(Task directions) How many lines in the listing include the string "Codice"? Reply with the number alone.

(Information shown)
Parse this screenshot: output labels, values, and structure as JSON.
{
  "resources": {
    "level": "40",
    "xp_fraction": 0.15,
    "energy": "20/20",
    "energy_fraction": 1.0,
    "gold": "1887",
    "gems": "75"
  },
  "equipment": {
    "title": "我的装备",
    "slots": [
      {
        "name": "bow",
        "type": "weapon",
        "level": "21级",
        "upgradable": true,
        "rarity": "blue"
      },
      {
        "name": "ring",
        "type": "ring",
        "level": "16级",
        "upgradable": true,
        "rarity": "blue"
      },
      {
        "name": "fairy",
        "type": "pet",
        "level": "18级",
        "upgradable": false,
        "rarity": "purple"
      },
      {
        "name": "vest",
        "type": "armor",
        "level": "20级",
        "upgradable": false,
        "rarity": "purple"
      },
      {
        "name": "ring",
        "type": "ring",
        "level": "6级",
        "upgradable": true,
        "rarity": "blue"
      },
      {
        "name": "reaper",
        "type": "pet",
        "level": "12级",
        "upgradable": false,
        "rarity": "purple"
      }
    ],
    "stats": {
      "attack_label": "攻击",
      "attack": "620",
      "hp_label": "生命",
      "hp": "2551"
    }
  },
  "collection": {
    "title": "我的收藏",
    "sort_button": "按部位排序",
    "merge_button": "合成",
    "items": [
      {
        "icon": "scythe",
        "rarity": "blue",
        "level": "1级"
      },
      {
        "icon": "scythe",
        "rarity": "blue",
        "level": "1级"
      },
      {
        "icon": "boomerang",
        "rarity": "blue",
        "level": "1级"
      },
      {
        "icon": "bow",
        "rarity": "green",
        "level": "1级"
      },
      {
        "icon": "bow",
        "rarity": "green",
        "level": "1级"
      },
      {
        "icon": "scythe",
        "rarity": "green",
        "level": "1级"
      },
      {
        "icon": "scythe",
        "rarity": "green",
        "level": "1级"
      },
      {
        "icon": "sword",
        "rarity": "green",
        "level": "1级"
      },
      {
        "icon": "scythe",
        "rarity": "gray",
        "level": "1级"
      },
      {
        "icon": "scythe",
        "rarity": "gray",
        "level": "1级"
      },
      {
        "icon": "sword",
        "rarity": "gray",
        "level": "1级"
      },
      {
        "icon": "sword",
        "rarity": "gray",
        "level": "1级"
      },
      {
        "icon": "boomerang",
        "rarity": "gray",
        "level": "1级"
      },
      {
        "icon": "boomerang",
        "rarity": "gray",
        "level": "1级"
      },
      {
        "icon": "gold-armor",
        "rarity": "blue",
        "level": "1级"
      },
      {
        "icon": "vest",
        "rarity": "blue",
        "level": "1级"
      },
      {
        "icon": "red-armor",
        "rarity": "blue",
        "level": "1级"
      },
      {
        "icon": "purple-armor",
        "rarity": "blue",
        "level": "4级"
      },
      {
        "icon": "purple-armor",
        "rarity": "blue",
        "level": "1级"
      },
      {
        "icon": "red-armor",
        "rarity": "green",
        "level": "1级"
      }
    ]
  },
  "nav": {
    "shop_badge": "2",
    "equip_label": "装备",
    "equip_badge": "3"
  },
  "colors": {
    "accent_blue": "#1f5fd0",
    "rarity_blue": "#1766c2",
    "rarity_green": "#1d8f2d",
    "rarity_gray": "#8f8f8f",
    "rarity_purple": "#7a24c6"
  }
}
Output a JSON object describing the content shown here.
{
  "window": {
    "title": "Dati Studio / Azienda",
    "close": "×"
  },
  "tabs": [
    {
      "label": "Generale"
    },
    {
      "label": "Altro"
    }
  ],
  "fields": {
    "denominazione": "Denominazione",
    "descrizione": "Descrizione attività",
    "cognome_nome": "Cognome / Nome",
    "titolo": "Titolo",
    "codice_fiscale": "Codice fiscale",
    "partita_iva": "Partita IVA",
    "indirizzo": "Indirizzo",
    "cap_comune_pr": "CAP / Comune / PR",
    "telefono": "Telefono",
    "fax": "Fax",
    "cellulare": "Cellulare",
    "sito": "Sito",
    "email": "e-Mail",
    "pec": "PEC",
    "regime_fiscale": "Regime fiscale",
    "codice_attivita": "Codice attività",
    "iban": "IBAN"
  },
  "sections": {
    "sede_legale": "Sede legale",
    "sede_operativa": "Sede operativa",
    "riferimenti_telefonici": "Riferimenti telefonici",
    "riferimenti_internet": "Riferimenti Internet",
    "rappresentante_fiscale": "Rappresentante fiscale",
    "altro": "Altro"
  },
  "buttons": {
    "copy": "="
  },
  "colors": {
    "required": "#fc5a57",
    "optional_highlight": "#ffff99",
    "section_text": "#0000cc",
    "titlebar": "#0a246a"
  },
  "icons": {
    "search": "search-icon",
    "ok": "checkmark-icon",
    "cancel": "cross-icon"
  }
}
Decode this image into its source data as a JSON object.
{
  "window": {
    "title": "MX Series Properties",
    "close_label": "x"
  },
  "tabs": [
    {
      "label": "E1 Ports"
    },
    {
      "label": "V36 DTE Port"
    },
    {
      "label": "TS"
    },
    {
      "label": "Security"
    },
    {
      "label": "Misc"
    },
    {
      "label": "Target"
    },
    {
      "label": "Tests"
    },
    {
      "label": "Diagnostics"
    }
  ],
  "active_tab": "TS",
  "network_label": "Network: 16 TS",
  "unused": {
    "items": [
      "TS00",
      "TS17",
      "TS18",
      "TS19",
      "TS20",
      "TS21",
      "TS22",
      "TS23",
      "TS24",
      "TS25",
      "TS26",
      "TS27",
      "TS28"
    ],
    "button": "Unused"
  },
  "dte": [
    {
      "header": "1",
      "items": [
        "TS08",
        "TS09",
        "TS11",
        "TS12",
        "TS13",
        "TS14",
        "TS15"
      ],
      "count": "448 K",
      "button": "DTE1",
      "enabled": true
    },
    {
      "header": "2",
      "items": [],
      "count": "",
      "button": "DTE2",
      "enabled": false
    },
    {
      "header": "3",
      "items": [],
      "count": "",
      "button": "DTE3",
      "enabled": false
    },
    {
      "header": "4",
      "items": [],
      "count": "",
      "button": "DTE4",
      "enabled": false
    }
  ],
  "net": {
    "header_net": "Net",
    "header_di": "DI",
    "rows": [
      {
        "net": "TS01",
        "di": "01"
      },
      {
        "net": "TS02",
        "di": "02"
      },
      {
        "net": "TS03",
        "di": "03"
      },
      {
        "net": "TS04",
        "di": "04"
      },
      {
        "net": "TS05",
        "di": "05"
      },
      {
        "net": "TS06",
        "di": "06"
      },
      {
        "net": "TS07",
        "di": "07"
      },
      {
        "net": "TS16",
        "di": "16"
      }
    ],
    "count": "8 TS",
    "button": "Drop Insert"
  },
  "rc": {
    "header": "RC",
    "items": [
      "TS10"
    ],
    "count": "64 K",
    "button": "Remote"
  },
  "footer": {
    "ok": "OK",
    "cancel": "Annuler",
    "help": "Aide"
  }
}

(Exercise output) 2